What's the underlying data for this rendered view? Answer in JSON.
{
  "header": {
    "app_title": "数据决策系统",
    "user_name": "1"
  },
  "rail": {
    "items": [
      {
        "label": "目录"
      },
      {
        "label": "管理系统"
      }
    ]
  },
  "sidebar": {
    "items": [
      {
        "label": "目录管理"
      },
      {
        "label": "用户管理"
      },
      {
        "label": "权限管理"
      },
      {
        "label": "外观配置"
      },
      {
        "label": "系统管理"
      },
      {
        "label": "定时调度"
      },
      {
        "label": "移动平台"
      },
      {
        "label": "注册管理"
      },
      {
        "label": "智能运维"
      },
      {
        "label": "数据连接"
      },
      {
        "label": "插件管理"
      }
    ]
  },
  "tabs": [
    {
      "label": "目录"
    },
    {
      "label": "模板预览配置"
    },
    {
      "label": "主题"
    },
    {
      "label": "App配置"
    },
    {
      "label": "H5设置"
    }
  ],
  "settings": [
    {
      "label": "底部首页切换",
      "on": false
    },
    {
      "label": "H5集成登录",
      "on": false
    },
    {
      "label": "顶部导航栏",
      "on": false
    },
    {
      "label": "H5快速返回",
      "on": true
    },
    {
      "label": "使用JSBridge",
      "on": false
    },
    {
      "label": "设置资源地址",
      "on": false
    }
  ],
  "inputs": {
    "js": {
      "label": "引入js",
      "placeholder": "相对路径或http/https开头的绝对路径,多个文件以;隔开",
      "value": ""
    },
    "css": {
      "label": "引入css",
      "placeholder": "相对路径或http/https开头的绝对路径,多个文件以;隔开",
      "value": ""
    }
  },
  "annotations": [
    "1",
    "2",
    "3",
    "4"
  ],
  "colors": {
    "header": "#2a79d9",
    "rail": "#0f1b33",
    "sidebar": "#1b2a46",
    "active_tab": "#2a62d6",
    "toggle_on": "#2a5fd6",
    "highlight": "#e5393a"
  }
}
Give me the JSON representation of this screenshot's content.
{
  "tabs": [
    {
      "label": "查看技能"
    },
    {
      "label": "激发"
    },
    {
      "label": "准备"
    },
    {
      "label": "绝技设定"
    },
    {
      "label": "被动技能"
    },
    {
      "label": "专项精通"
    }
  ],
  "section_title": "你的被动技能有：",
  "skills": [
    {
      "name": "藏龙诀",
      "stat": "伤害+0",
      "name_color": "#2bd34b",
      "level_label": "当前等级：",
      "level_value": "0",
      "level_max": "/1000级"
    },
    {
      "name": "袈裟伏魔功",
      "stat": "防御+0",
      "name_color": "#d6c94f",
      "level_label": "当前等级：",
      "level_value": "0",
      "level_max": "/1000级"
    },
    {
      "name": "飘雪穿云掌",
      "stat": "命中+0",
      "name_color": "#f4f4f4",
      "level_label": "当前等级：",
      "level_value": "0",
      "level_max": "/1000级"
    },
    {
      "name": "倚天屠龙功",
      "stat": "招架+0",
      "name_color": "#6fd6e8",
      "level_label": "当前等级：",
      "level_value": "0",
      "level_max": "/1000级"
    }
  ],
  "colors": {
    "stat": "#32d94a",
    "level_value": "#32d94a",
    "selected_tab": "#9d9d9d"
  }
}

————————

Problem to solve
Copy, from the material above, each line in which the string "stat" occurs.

Your solution
      "stat": "伤害+0",
      "stat": "防御+0",
      "stat": "命中+0",
      "stat": "招架+0",
    "stat": "#32d94a",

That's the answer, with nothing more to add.